Michael Eudenbach creates images with an eye for the unique point of view which convey a sense of being there in the moment. From the deck of a sailboat during a tropical storm, to a peaceful jet flight above the clouds, Michael captures the essence of a memorable moment in time. He shoots for the stock photo Agency Aurora Photos, as well as various advertising and magazine clients.
How/why I got started in Photography?:
I grew up with a darkroom in the basement and lots of cool cameras to play with. I would take pictures at school and of my dog and of the squirrels in my neighborhood. It was during a college year abroad when I really became interested in photography and then while crewing aboard sailing yachts all over the world, I always had a camera ready to shoot with close by.
Why I use DxO Optics Pro:
I shoot with primarily wide and fisheye lenses in constantly changing lighting situations, leaving me with RAW files which can be tricky to work with. DxO Optics Pro guides me through each stage of processing so I can see before and after effects of each module. Several images in my portfolio would simply not be usable without the highlight restoration, and the fisheye lens distortion corrections are simply amazing.

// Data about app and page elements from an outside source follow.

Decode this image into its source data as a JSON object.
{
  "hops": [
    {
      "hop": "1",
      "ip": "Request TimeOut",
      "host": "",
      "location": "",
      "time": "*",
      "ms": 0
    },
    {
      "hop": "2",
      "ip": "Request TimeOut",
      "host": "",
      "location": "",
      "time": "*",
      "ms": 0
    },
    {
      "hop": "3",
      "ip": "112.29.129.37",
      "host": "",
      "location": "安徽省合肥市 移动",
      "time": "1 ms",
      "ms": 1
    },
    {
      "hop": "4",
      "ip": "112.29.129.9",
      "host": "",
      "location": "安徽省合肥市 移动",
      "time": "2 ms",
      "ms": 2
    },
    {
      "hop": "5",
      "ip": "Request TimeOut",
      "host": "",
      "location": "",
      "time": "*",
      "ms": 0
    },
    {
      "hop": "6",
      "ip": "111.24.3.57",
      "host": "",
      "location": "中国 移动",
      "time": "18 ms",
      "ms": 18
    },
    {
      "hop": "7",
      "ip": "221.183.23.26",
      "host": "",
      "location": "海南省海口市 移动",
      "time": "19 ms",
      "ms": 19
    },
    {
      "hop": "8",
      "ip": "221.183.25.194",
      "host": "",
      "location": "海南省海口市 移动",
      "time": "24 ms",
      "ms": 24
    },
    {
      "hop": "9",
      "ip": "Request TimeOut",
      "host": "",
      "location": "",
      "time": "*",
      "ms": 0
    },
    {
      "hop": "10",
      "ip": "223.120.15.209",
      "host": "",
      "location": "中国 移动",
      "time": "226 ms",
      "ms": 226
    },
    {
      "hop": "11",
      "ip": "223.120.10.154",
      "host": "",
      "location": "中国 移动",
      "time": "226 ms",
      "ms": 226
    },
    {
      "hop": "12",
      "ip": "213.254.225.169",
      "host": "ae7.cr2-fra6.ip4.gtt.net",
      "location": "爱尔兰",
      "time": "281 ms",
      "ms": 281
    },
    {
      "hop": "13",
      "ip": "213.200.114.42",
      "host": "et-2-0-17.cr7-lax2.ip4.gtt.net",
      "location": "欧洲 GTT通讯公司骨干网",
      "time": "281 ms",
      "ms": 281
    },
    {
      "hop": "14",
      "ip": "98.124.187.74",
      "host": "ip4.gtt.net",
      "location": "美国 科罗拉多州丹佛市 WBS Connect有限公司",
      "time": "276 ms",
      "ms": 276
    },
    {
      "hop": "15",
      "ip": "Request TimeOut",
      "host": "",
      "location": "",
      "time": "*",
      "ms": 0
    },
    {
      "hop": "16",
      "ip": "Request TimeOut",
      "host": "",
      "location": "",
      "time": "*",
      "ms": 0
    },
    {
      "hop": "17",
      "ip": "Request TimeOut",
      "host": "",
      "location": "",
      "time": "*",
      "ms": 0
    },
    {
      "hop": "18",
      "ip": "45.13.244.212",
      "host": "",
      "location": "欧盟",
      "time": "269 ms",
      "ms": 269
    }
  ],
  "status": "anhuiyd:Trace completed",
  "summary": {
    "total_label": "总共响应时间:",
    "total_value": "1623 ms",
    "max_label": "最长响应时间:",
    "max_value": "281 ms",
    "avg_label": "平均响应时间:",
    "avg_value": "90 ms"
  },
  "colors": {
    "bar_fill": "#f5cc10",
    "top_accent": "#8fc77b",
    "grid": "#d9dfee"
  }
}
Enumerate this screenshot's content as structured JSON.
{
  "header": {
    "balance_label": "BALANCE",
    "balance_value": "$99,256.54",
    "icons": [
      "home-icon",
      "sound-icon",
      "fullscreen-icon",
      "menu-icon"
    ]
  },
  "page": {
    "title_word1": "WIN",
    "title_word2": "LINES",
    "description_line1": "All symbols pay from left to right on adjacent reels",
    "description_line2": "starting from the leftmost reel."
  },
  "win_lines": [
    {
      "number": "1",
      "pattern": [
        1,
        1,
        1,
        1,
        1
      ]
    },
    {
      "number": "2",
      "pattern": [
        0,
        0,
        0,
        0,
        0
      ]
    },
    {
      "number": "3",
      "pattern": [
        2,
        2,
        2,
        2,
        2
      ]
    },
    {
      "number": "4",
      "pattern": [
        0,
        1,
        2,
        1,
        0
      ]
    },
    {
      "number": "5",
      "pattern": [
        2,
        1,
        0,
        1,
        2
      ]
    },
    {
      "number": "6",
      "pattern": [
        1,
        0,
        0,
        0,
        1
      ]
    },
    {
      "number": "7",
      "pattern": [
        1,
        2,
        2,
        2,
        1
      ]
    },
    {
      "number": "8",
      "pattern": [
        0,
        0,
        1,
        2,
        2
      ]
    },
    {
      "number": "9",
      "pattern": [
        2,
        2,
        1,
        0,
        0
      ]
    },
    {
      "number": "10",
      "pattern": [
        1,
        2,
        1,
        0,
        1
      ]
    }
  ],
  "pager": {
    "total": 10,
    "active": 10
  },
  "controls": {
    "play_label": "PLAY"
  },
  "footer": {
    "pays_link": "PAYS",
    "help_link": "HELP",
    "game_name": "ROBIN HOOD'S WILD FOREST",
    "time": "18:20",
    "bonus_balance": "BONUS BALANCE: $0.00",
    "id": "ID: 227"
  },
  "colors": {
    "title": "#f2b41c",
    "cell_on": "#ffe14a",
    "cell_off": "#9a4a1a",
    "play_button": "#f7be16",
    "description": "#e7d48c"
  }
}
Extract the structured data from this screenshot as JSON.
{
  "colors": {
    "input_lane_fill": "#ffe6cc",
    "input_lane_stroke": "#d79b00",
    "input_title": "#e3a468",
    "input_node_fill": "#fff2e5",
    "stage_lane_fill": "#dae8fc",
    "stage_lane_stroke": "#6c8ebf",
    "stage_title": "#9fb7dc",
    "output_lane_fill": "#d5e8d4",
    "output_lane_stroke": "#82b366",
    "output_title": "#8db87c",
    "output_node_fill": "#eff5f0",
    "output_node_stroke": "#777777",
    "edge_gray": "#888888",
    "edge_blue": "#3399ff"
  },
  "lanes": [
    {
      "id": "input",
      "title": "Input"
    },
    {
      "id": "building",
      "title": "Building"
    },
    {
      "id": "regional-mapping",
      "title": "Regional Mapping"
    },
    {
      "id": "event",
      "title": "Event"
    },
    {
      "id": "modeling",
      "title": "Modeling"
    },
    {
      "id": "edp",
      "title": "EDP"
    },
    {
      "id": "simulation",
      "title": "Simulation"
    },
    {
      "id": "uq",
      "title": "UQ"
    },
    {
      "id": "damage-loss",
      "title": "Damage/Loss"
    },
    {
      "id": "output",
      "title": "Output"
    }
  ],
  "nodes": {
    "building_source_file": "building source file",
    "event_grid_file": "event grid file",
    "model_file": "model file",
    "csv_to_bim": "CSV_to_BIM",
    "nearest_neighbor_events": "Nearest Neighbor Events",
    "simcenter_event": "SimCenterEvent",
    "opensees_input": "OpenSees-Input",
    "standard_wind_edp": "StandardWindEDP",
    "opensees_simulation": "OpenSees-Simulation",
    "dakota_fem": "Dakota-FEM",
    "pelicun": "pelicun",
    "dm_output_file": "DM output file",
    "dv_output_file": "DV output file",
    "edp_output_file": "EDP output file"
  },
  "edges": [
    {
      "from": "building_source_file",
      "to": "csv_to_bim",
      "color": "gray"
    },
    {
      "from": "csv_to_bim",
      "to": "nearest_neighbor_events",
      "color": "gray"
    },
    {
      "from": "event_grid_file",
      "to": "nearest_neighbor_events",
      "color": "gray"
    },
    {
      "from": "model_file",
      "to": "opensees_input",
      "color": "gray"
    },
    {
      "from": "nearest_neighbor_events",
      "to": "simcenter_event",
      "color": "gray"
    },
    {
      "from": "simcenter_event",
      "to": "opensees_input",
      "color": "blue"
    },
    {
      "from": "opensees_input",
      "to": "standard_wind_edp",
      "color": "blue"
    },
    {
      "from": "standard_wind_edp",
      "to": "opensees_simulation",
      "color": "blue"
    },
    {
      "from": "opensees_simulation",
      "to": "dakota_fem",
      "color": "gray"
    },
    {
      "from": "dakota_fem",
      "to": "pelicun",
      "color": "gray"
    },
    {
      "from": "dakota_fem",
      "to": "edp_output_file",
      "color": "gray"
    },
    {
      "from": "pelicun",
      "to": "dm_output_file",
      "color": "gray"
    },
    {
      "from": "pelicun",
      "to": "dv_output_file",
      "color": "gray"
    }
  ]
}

What specific tip(s) would you give another photographer for using DxO Optics Pro to help them get the most out of their pictures?
I would suggest running seemingly underexposed, or blown out, or noisy or very distorted images through DxO Optics Pro and see just how much math it’s doing for the images. The fact that each lens has certain characteristics at each focal length and that DxO Optics pro has all that information to work with at your fingertips, is amazing. It’s an extension of the whole digital image process that any smart photographer would take advantage of.